In 1940 I could at least fly as far as Glasgow in most of my aircraft, but not now! It makes me furious when I see the Mosquito. I turn green and yellow with envy. The British, who can afford aluminium better than we can, knock together a beautiful wooden aircraft that every piano factory over there is building, and they give it a speed which they have now increased yet again. What do you make of that? There is nothing the British do not have. They have the geniuses and we have the nincompoops. After the war is over I’m going to buy a British radio set—then at least I’ll own something that has always worked.

(On a personal note, I should point out one error in Goering’s tirade: I can attest that German radios after the war were much better than British ones!)

Goering had good reason to be furious.
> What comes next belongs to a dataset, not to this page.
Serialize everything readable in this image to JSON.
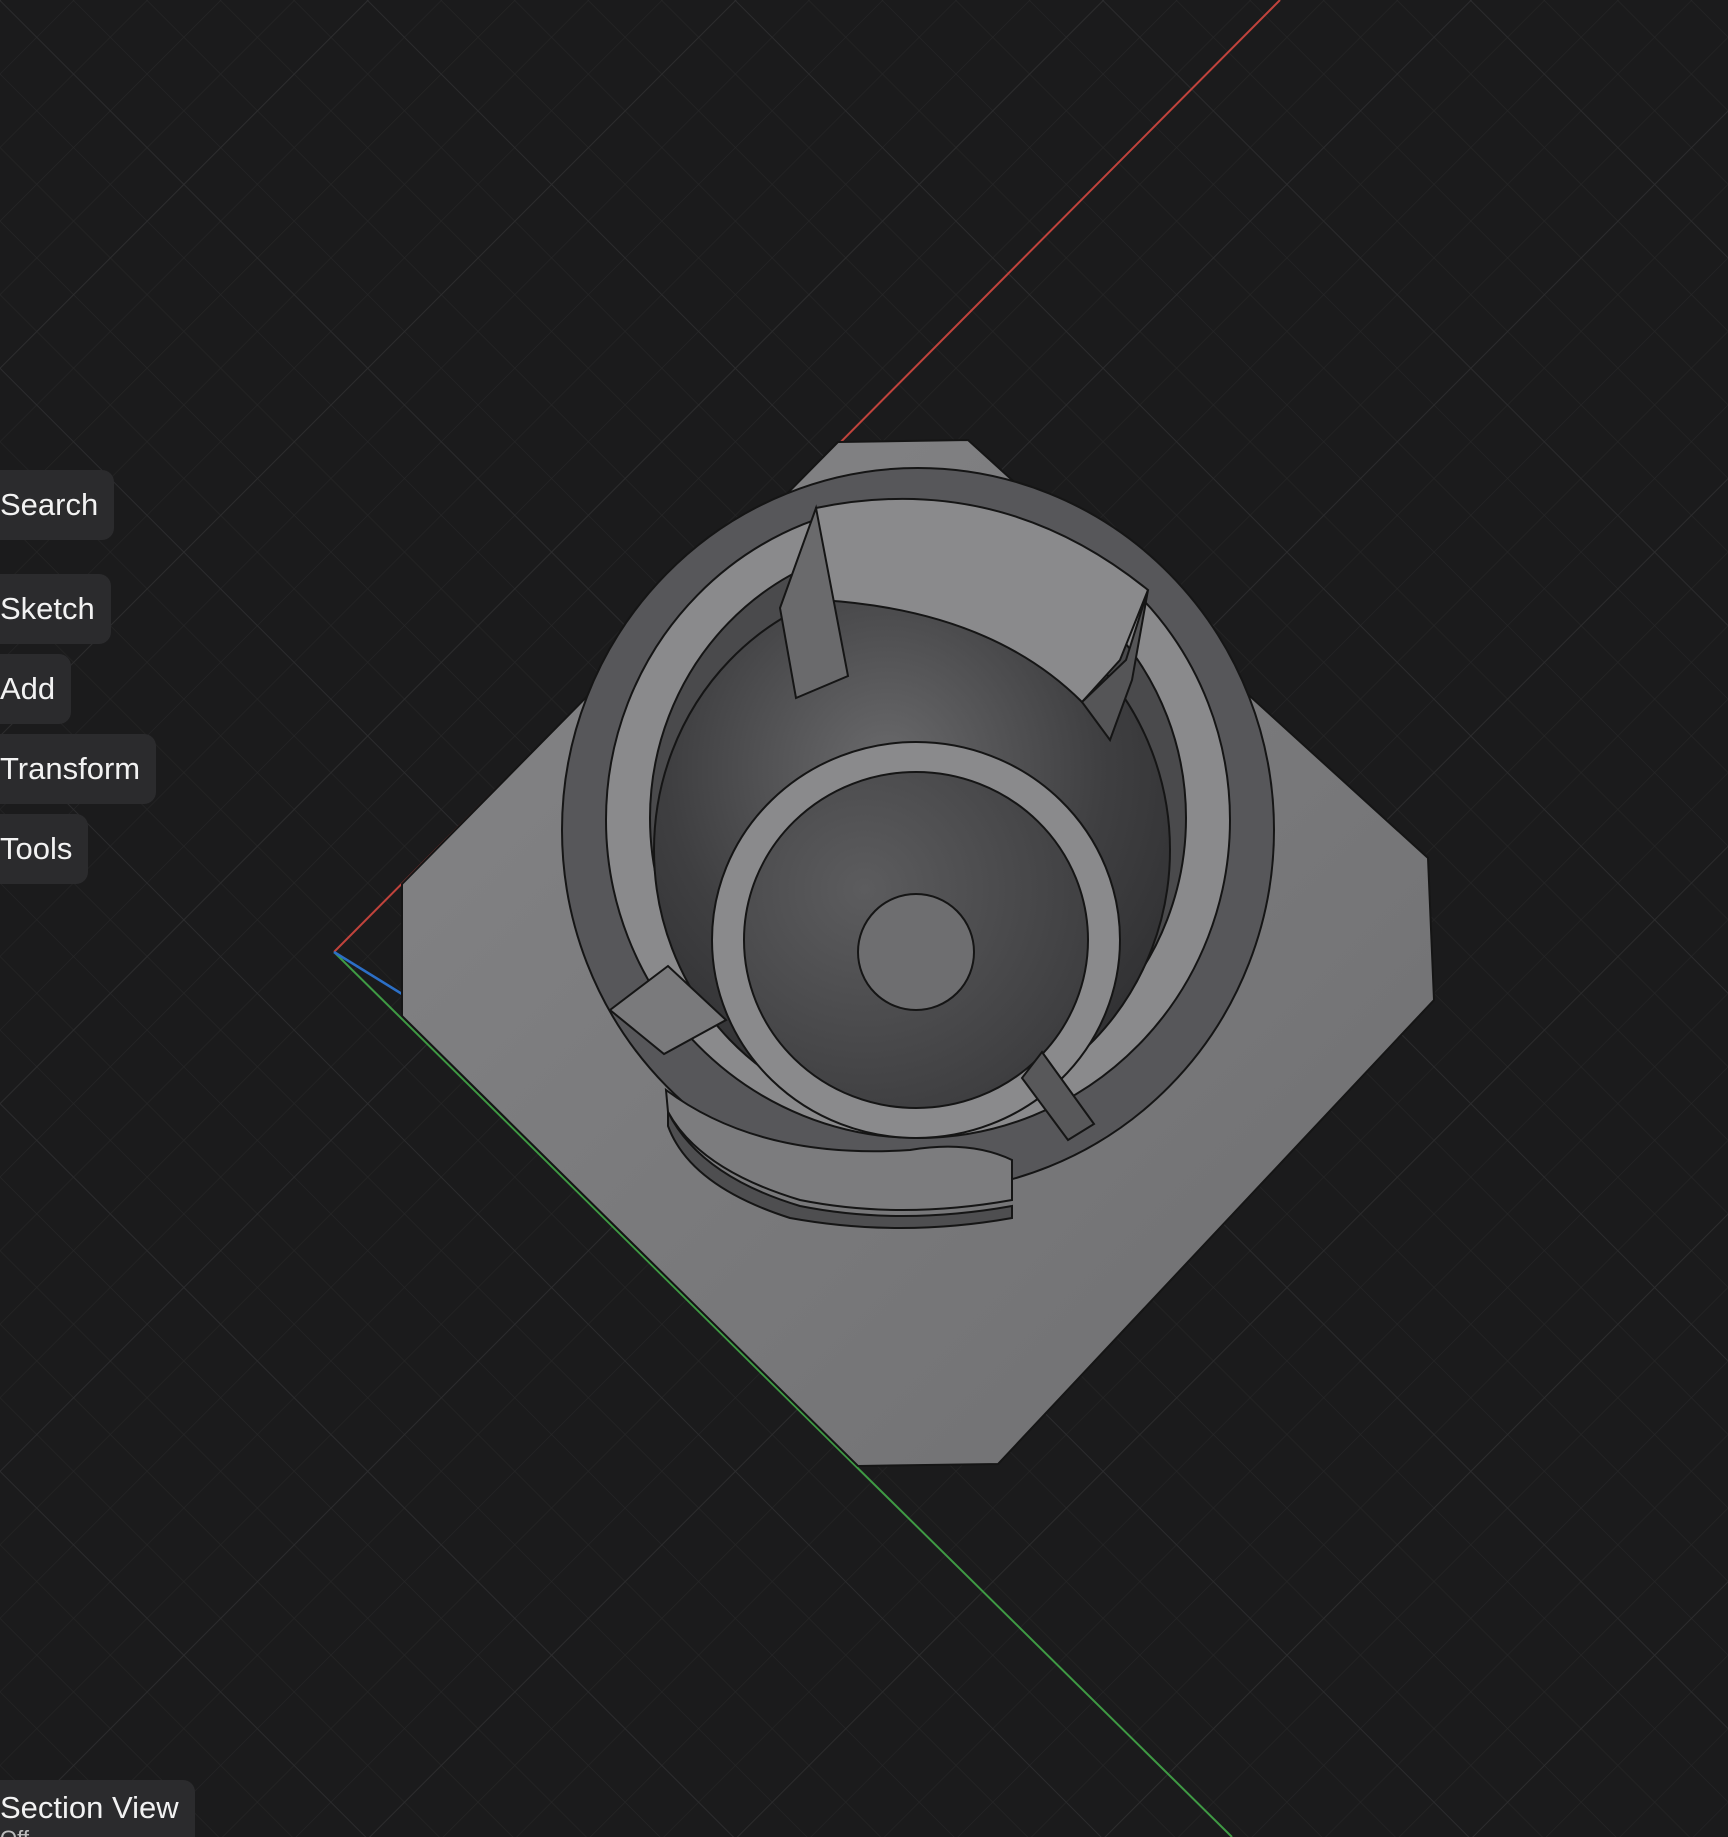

The 10th anniversary of Hitler’s accession to power was on January 30th, 1943. The Nazis planned radio-broadcast speeches to celebrate the occasion, one by Goering in the morning and another by Goebbels in the afternoon. Just as Goering was about to speak three Mosquitos flew over Berlin in daylight and bombed the radio station.
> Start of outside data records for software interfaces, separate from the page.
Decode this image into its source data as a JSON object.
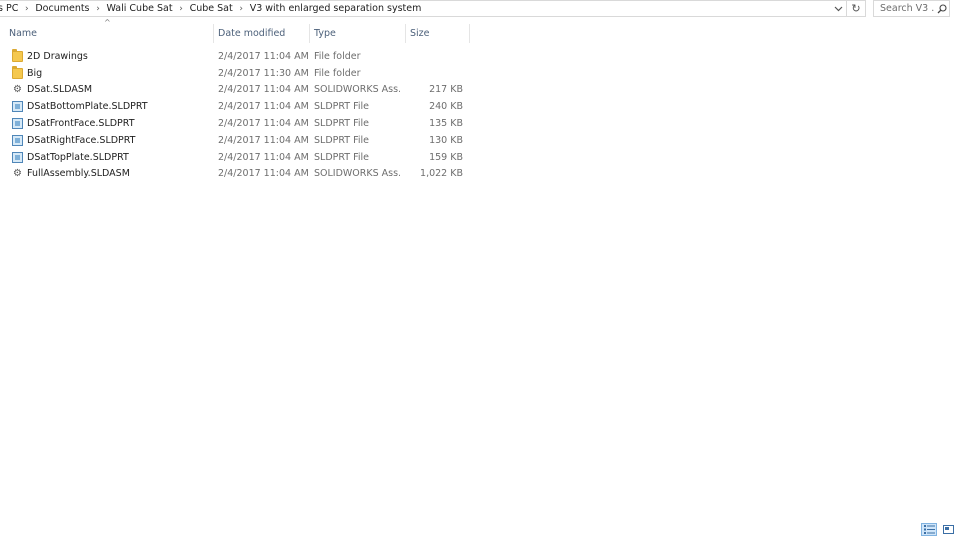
{
  "address": {
    "crumbs": [
      "s PC",
      "Documents",
      "Wali Cube Sat",
      "Cube Sat",
      "V3 with enlarged separation system"
    ]
  },
  "search": {
    "placeholder": "Search V3 ..."
  },
  "columns": {
    "name": "Name",
    "date": "Date modified",
    "type": "Type",
    "size": "Size"
  },
  "files": [
    {
      "name": "2D Drawings",
      "date": "2/4/2017 11:04 AM",
      "type": "File folder",
      "size": "",
      "icon": "folder-icon"
    },
    {
      "name": "Big",
      "date": "2/4/2017 11:30 AM",
      "type": "File folder",
      "size": "",
      "icon": "folder-icon"
    },
    {
      "name": "DSat.SLDASM",
      "date": "2/4/2017 11:04 AM",
      "type": "SOLIDWORKS Ass...",
      "size": "217 KB",
      "icon": "assembly-icon"
    },
    {
      "name": "DSatBottomPlate.SLDPRT",
      "date": "2/4/2017 11:04 AM",
      "type": "SLDPRT File",
      "size": "240 KB",
      "icon": "part-icon"
    },
    {
      "name": "DSatFrontFace.SLDPRT",
      "date": "2/4/2017 11:04 AM",
      "type": "SLDPRT File",
      "size": "135 KB",
      "icon": "part-icon"
    },
    {
      "name": "DSatRightFace.SLDPRT",
      "date": "2/4/2017 11:04 AM",
      "type": "SLDPRT File",
      "size": "130 KB",
      "icon": "part-icon"
    },
    {
      "name": "DSatTopPlate.SLDPRT",
      "date": "2/4/2017 11:04 AM",
      "type": "SLDPRT File",
      "size": "159 KB",
      "icon": "part-icon"
    },
    {
      "name": "FullAssembly.SLDASM",
      "date": "2/4/2017 11:04 AM",
      "type": "SOLIDWORKS Ass...",
      "size": "1,022 KB",
      "icon": "assembly-icon"
    }
  ],
  "view": {
    "active": "details"
  }
}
This was particularly infuriating for him because, in September 1939, he had promised the German people that no enemy bomber could reach Germany. “No enemy bomber can reach the Ruhr. If one reaches the Ruhr, my name is not Hermann Goering. You may call me Hermann Meyer.” (He was using Meyer, a stereotypical Jewish name, as an insulting slur.)

Mosquitos also returned in the afternoon to disrupt Goebbels’s speech.

An extraordinary record

In addition to its role as a fast, accurate bomber, the Mosquito could:

Mosquitos in Trial and Tribulation

One of my great pleasures in writing Trial and Tribulation was to be able to explore the capabilities of this truly remarkable aircraft, as seen through the eyes of my protagonist Johnnie Shaux, and I hope I’ve been able to convey some of its fine characteristics.

From Trial and Tribulation:

It began to drizzle but Shaux didn’t notice. He completed a slow circuit of the aircraft and finished facing it. This was an aircraft as good, in its own way, as a Spitfire; an aircraft that was dazzlingly superior to its all-metal competitors. It was possibly—probably—the finest and most versatile light bomber ever produced. It was an aircraft in which he would fly, fight, and possibly—probably—die. He felt as if the Mosquito was staring back at him, assessing him, wondering if he, just a jumped-up Spitfire jockey, was good enough to fly a Mosquito as a Mosquito should be flown.
“Good question,” he murmured to himself.